## Entries provided
========================================================================

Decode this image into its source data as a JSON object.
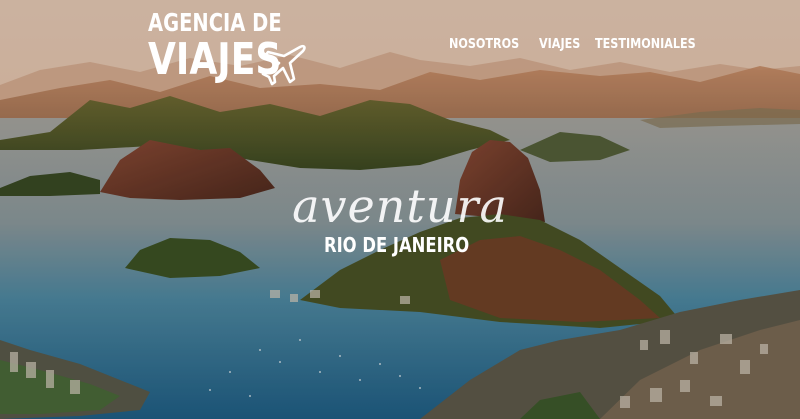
{
  "brand": {
    "line1": "AGENCIA DE",
    "line2": "VIAJES",
    "icon": "airplane-icon"
  },
  "nav": {
    "items": [
      {
        "label": "NOSOTROS"
      },
      {
        "label": "VIAJES"
      },
      {
        "label": "TESTIMONIALES"
      }
    ]
  },
  "hero": {
    "tagline": "aventura",
    "destination": "RIO DE JANEIRO"
  },
  "colors": {
    "text": "#ffffff",
    "sky": "#e8d2bf",
    "sea": "#3f7e98",
    "mountain": "#5f5a2c"
  }
}
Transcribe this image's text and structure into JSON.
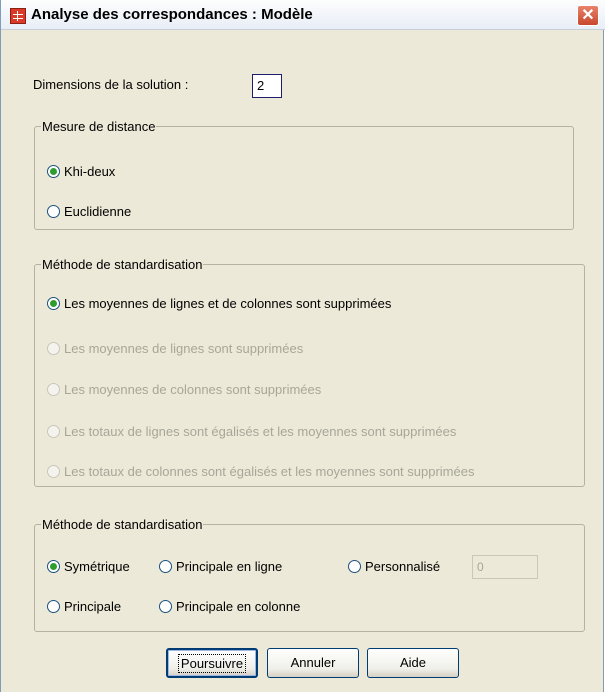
{
  "window": {
    "title": "Analyse des correspondances : Modèle",
    "close_symbol": "✕"
  },
  "dimensions": {
    "label": "Dimensions de la solution :",
    "value": "2"
  },
  "distance": {
    "legend": "Mesure de distance",
    "options": [
      {
        "label": "Khi-deux",
        "checked": true,
        "enabled": true
      },
      {
        "label": "Euclidienne",
        "checked": false,
        "enabled": true
      }
    ]
  },
  "standardization": {
    "legend": "Méthode de standardisation",
    "options": [
      {
        "label": "Les moyennes de lignes et de colonnes sont supprimées",
        "checked": true,
        "enabled": true
      },
      {
        "label": "Les moyennes de lignes sont supprimées",
        "checked": false,
        "enabled": false
      },
      {
        "label": "Les moyennes de colonnes sont supprimées",
        "checked": false,
        "enabled": false
      },
      {
        "label": "Les totaux de lignes sont égalisés et les moyennes sont supprimées",
        "checked": false,
        "enabled": false
      },
      {
        "label": "Les totaux de colonnes sont égalisés et les moyennes sont supprimées",
        "checked": false,
        "enabled": false
      }
    ]
  },
  "normalization": {
    "legend": "Méthode de standardisation",
    "options": {
      "symmetric": "Symétrique",
      "row_principal": "Principale en ligne",
      "custom": "Personnalisé",
      "principal": "Principale",
      "column_principal": "Principale en colonne"
    },
    "selected": "symmetric",
    "custom_value": "0"
  },
  "buttons": {
    "continue": "Poursuivre",
    "cancel": "Annuler",
    "help": "Aide"
  },
  "colors": {
    "dialog_bg": "#ECE9D8",
    "radio_selected": "#2e9d2e",
    "disabled_text": "#a7a698"
  }
}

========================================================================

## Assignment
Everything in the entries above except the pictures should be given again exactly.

## Exercise solution
Decode this image into its source data as a JSON object.
{
  "brand": {
    "line1": "AGENCIA DE",
    "line2": "VIAJES",
    "icon": "airplane-icon"
  },
  "nav": {
    "items": [
      {
        "label": "NOSOTROS"
      },
      {
        "label": "VIAJES"
      },
      {
        "label": "TESTIMONIALES"
      }
    ]
  },
  "hero": {
    "tagline": "aventura",
    "destination": "RIO DE JANEIRO"
  },
  "colors": {
    "text": "#ffffff",
    "sky": "#e8d2bf",
    "sea": "#3f7e98",
    "mountain": "#5f5a2c"
  }
}
Transcribe this image's text and structure into JSON.
{
  "window": {
    "title": "Analyse des correspondances : Modèle",
    "close_symbol": "✕"
  },
  "dimensions": {
    "label": "Dimensions de la solution :",
    "value": "2"
  },
  "distance": {
    "legend": "Mesure de distance",
    "options": [
      {
        "label": "Khi-deux",
        "checked": true,
        "enabled": true
      },
      {
        "label": "Euclidienne",
        "checked": false,
        "enabled": true
      }
    ]
  },
  "standardization": {
    "legend": "Méthode de standardisation",
    "options": [
      {
        "label": "Les moyennes de lignes et de colonnes sont supprimées",
        "checked": true,
        "enabled": true
      },
      {
        "label": "Les moyennes de lignes sont supprimées",
        "checked": false,
        "enabled": false
      },
      {
        "label": "Les moyennes de colonnes sont supprimées",
        "checked": false,
        "enabled": false
      },
      {
        "label": "Les totaux de lignes sont égalisés et les moyennes sont supprimées",
        "checked": false,
        "enabled": false
      },
      {
        "label": "Les totaux de colonnes sont égalisés et les moyennes sont supprimées",
        "checked": false,
        "enabled": false
      }
    ]
  },
  "normalization": {
    "legend": "Méthode de standardisation",
    "options": {
      "symmetric": "Symétrique",
      "row_principal": "Principale en ligne",
      "custom": "Personnalisé",
      "principal": "Principale",
      "column_principal": "Principale en colonne"
    },
    "selected": "symmetric",
    "custom_value": "0"
  },
  "buttons": {
    "continue": "Poursuivre",
    "cancel": "Annuler",
    "help": "Aide"
  },
  "colors": {
    "dialog_bg": "#ECE9D8",
    "radio_selected": "#2e9d2e",
    "disabled_text": "#a7a698"
  }
}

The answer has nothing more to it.